The misuse or overdose of Suboxone can increase the risk for severe respiratory depression. It can also lead to other side effects, including hypoxia (lower oxygen levels in your body tissues) and brain damage. You should remain in contact with your treatment professional while on this medication.
Potential Withdrawal Symptoms of Suboxone
If you are on a Suboxone regimen, it’s important to follow all of the instructions as provided by your specialist. Stopping the medication too early or going cold turkey could result in painful withdrawal symptoms. Remember that Suboxone is designed to mimic the effects of opioids, so unsupervised withdrawal from this substance can be similar if you initiate it without supervision.
Some of the side effects you may experience include:
- Muscle aches
For some patients, these symptoms are so painful that they can trigger a relapse. If you experience any of these side effects (from withdrawal or during normal use), it’s important to seek medical attention as soon as possible.
Learn More About the Potential of Suboxone
If you or someone you know is struggling with an opioid addiction, there are resources available to help. This includes medication like online Suboxone that can help minimize withdrawal symptoms, curb your cravings, and improve your quality of life.

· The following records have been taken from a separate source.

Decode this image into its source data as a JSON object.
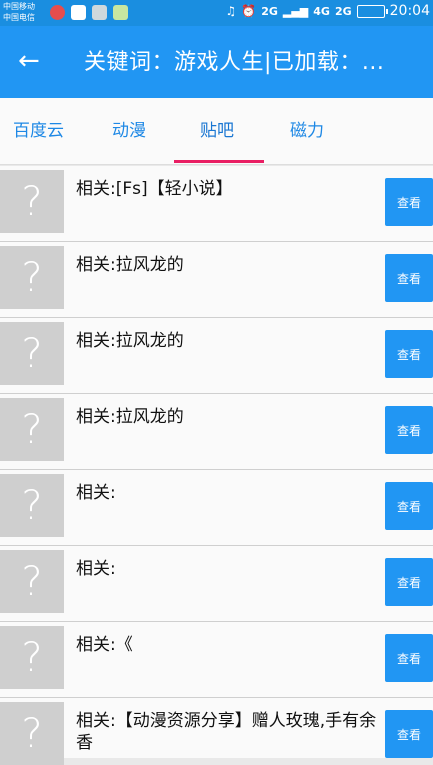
{
  "status_bar": {
    "carrier1": "中国移动",
    "carrier2": "中国电信",
    "network1": "2G",
    "network2": "4G",
    "network3": "2G",
    "time": "20:04",
    "icons": [
      "weibo-icon",
      "notification-icon",
      "image-icon",
      "app-icon",
      "headphones-icon",
      "alarm-icon",
      "signal-icon",
      "battery-icon"
    ]
  },
  "header": {
    "back_icon": "arrow-left-icon",
    "title": "关键词：游戏人生|已加载：..."
  },
  "tabs": [
    "百度云",
    "动漫",
    "贴吧",
    "磁力"
  ],
  "active_tab": 2,
  "list": {
    "button_label": "查看",
    "placeholder_glyph": "?",
    "items": [
      "相关:[Fs]【轻小说】",
      "相关:拉风龙的",
      "相关:拉风龙的",
      "相关:拉风龙的",
      "相关:",
      "相关:",
      "相关:《",
      "相关:【动漫资源分享】赠人玫瑰,手有余香"
    ]
  },
  "colors": {
    "primary": "#2196f3",
    "status_bar": "#1a8ee0",
    "indicator": "#e91e63",
    "placeholder": "#cfcfcf"
  }
}
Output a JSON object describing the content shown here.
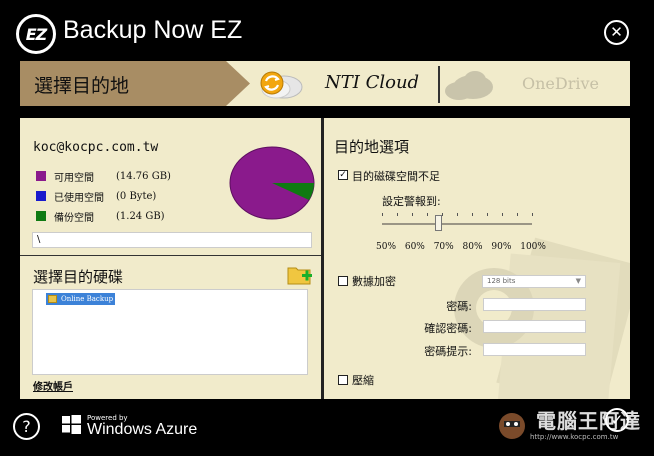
{
  "app": {
    "logo_text": "EZ",
    "title": "Backup Now EZ",
    "close_glyph": "✕"
  },
  "destination": {
    "step_label": "選擇目的地",
    "options": [
      {
        "label": "NTI Cloud",
        "icon": "nti-cloud-icon",
        "state": "active"
      },
      {
        "label": "OneDrive",
        "icon": "onedrive-icon",
        "state": "disabled"
      }
    ]
  },
  "account": {
    "email": "koc@kocpc.com.tw",
    "legend": [
      {
        "label": "可用空間",
        "value": "(14.76 GB)",
        "color": "#8a1a8c"
      },
      {
        "label": "已使用空間",
        "value": "(0 Byte)",
        "color": "#1a1acc"
      },
      {
        "label": "備份空間",
        "value": "(1.24 GB)",
        "color": "#0f7a12"
      }
    ],
    "path_value": "\\"
  },
  "drive": {
    "title": "選擇目的硬碟",
    "items": [
      {
        "label": "Online Backup"
      }
    ],
    "edit_link": "修改帳戶"
  },
  "options": {
    "title": "目的地選項",
    "low_space": {
      "label": "目的磁碟空間不足",
      "checked": true
    },
    "warn_level_label": "設定警報到:",
    "slider": {
      "labels": [
        "50%",
        "60%",
        "70%",
        "80%",
        "90%",
        "100%"
      ],
      "value": "70%"
    },
    "encrypt": {
      "label": "數據加密",
      "checked": false,
      "bits": "128 bits"
    },
    "fields": [
      {
        "label": "密碼:",
        "value": ""
      },
      {
        "label": "確認密碼:",
        "value": ""
      },
      {
        "label": "密碼提示:",
        "value": ""
      }
    ],
    "compress": {
      "label": "壓縮",
      "checked": false
    }
  },
  "footer": {
    "help_glyph": "?",
    "powered_by": "Powered by",
    "azure": "Windows Azure",
    "ok_glyph": "✓",
    "watermark_text": "電腦王阿達",
    "watermark_url": "http://www.kocpc.com.tw"
  },
  "colors": {
    "background": "#000000",
    "panel": "#f1ebcb",
    "active_step": "#a88d64"
  }
}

Our team at Recovery Delivered is ready to partner with you on your recovery journey. Our approach to MAT includes a variety of addiction medications, including Suboxone. To learn more about the effects of Suboxone and connect with our online doctors, start your treatment with us today.